Last weekend, after the Crusaders comfortably won their semifinal, Hurricanes coach Chris Boyd said Scott Robertson's men were 20 points better than any other in the competition, and that's about right as far as de Bruin is concerned. But he was right himself when he said this is a one-off game and anything can happen.

Andries Coetzee of the Lions. Photo / Getty
Andries Coetzee of the Lions. Photo / Getty

The charm offensive continued. Lions skipper and No8 Warren Whiteley, a man who missed last year's final defeat to the Crusaders in Johannesburg, has a fair idea what to expect against his opposite Kieran Read; the All Blacks captain near back at his best after recovering from back surgery.

"We have a huge respect for the Crusaders and what they stand for," Whiteley said. "Along with the All Blacks in world rugby they have really stood tall. They're a team everyone has learned from. This is a great opportunity for us and we're extremely excited.

Whiteley said of Read: "A phenomenal player. The world's best No8. He's consistent, a great leader. All round, he's one guys I've looked up to throughout my career. He has a huge role in the Crusaders team and coming back from a huge injury as well [is impressive].

"I thought he had a really good game last week. He's a guy I really respect along with a lot of the Crusaders players. It's pretty much an All Black pack we're playing against. All round - a great side.


"But what an opportunity for us and that's what you want; in New Zealand, in Christchurch, a place that has rugby running through its veins. People absolutely live for this game; [we're] playing against the side that's the best in the world."

Is this the toughest test in Super Rugby? "At this stage, yes," said Whiteley. "If you look at their results over the last couple of weeks and how they've constantly improved… this is why you play the game – for opportunities like this."
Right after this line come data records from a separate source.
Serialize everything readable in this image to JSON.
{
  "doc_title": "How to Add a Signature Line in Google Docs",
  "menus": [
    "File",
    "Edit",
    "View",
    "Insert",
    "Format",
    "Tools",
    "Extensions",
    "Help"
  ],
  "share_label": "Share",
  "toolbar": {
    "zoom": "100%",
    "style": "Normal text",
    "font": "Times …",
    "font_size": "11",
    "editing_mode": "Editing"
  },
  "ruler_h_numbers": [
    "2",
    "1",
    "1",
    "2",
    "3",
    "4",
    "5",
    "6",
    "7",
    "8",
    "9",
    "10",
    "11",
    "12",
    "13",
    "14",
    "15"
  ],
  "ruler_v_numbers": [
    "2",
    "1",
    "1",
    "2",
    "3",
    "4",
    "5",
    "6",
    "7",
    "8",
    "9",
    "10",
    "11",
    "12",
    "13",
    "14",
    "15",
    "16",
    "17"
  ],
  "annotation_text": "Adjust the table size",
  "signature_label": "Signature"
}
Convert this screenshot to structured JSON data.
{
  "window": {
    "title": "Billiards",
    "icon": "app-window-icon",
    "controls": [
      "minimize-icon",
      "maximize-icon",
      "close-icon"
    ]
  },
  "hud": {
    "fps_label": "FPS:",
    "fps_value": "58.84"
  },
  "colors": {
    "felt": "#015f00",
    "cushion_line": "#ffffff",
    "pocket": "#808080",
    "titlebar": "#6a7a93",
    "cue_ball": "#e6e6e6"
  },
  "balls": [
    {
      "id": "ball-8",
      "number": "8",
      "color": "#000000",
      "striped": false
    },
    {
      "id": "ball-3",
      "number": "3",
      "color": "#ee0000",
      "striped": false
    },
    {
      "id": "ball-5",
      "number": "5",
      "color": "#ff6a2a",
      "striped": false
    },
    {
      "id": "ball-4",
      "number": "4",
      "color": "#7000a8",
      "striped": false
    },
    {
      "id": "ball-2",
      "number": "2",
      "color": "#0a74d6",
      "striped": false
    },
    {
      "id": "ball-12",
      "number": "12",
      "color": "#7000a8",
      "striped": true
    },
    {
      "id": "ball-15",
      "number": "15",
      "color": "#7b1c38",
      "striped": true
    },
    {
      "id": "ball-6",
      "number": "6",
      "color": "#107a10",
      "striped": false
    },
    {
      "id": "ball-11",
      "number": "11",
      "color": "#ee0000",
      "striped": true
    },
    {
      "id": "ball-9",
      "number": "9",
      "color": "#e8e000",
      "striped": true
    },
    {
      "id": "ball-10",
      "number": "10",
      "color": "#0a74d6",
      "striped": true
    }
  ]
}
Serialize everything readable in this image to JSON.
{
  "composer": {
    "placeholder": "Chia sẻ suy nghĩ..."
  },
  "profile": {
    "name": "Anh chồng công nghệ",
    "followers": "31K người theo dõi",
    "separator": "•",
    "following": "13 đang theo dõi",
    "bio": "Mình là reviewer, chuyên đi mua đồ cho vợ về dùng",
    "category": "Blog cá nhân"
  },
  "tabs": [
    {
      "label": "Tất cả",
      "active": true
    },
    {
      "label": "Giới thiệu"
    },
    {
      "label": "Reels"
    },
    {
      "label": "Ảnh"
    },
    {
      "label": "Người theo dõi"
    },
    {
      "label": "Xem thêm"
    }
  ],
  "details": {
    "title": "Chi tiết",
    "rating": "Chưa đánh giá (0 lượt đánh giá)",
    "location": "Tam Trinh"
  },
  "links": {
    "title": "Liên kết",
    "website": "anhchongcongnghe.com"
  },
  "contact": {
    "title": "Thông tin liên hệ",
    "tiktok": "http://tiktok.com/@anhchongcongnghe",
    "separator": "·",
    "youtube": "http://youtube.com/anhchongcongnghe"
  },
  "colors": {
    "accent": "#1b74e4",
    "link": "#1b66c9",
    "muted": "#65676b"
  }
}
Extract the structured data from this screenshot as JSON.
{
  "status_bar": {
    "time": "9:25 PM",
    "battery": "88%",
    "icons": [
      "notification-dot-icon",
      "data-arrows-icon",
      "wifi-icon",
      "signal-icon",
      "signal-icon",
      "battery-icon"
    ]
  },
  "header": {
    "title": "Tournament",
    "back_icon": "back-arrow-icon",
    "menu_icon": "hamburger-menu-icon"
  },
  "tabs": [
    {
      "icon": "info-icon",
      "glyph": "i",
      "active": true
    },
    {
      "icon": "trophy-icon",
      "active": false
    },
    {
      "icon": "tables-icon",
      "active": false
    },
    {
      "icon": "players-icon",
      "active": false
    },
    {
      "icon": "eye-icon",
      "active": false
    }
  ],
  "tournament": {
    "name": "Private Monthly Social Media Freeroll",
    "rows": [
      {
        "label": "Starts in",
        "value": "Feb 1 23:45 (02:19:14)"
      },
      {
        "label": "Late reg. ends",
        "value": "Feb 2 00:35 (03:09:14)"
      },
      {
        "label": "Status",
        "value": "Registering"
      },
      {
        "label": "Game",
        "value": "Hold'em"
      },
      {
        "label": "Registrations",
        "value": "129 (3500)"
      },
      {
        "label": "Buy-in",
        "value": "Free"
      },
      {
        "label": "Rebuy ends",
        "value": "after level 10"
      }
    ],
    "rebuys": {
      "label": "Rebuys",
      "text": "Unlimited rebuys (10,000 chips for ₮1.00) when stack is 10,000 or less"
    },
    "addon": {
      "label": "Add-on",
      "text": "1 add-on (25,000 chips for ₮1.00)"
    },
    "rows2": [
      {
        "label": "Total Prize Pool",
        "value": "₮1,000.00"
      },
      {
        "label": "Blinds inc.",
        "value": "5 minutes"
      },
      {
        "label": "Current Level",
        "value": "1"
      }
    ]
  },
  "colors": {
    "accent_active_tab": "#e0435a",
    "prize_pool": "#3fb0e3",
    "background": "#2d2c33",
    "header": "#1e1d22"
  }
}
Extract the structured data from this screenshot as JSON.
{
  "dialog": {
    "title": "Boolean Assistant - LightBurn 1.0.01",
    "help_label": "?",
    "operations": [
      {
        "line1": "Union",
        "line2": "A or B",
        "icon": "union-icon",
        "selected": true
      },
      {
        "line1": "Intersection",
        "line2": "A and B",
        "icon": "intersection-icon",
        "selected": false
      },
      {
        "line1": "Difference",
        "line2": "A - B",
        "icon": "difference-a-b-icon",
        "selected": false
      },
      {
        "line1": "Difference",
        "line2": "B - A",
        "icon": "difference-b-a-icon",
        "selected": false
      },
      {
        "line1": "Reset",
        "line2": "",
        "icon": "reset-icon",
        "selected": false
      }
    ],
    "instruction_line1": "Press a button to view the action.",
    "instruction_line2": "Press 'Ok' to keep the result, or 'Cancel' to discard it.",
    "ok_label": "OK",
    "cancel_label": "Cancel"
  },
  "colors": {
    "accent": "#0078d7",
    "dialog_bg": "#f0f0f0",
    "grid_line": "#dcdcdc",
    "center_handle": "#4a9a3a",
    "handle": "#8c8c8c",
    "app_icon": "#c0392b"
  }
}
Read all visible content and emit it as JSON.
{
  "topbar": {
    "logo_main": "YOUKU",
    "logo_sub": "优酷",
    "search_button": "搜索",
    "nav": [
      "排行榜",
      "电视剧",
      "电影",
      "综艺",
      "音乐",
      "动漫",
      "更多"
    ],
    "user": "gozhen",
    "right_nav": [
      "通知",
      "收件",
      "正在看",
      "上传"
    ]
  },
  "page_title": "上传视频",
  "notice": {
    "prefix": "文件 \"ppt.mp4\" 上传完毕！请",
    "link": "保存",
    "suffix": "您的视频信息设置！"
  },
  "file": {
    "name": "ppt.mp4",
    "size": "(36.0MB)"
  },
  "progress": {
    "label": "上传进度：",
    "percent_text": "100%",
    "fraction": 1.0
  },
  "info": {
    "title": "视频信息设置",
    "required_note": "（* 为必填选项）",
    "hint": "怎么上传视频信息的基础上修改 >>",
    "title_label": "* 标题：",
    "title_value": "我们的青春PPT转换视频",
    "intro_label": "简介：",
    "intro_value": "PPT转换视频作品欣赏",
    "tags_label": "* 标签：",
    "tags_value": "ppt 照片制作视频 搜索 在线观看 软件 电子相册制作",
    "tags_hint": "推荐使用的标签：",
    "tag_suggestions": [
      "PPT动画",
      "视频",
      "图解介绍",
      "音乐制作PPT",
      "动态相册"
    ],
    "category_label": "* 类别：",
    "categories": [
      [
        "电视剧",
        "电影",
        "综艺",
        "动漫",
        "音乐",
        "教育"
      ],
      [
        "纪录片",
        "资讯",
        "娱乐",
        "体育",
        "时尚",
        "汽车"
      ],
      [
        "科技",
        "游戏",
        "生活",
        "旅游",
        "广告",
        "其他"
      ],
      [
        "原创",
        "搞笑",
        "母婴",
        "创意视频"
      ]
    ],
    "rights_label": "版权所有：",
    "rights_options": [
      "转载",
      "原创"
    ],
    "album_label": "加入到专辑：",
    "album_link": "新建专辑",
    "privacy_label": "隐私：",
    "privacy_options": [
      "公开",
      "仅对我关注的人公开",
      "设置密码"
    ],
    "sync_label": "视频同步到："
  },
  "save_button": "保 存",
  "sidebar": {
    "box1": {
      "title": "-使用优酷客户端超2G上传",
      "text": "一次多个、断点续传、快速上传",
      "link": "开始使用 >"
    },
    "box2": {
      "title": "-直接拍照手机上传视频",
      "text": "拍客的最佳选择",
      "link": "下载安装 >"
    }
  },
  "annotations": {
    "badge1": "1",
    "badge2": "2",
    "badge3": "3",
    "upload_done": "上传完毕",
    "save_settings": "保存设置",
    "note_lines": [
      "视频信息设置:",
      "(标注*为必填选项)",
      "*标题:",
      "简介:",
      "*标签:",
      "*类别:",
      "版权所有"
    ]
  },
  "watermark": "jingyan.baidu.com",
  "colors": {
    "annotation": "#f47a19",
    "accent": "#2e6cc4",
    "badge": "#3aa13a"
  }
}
In 2016, the Lions lost to the Hurricanes in the final in Wellington. Last year they lost at home to the Crusaders after livewire flanker Kwagga Smith was red carded just before halftime for a dangerous mid-air challenge. Had things been a little different they might have won, but they arrive here not with a sense of injustice or nervousness but with a sense of opportunity.

"We knew we'd keep most of the guys for this season," de Bruin said as he reflected on the feeling after last year's final. "This season has had its own trials and tribulations. We've had a lot of injuries at the wrong times but all of those things build character."

And that is what this team, easily the best in South Africa and with an ability to play any way (just like the Crusaders), are all about.

Lions team to play the Crusaders in the Super Rugby final at AMI Stadium on Saturday, kick-off 7.35pm is: Andries Coetzee, Ruan Combrink, Lionel Mapoe, Harold Vorster, Courtnal Skosan, Elton Jantjies, Ross Cronje, Warren Whiteley, Cyle Brink, Kwagga Smith, Franco Mostert, Marvin Orie, Ruan Dreyer, Malcolm Marx, Jacques van Rooyen.

Reserves: Corne Fourie, Dylan Smith, Johannes Jonker, Lourens Erasmus, Marnus Schoeman, Dillon Smit, Aphiwe Dyantyi, Howard Mnisi.

Crusaders: David Havili, Seta Tamanivalu, Jack Goodhue, Ryan Crotty, George Bridge, Richie Mo'unga, Bryn Hall, Kieran Read, Matt Todd, Heiden Bedwell-Curtis, Sam Whitelock, Scott Barrett, Owen Franks, Codie Taylor, Joe Moody.

Reserves: Sam Anderson-Heather or Andrew Makalio, Tim Perry, Michael Alaalatoa, Luke Romano, Pete Samu, Mitchell Drummond, Mitchell Hunt, Braydon Ennor.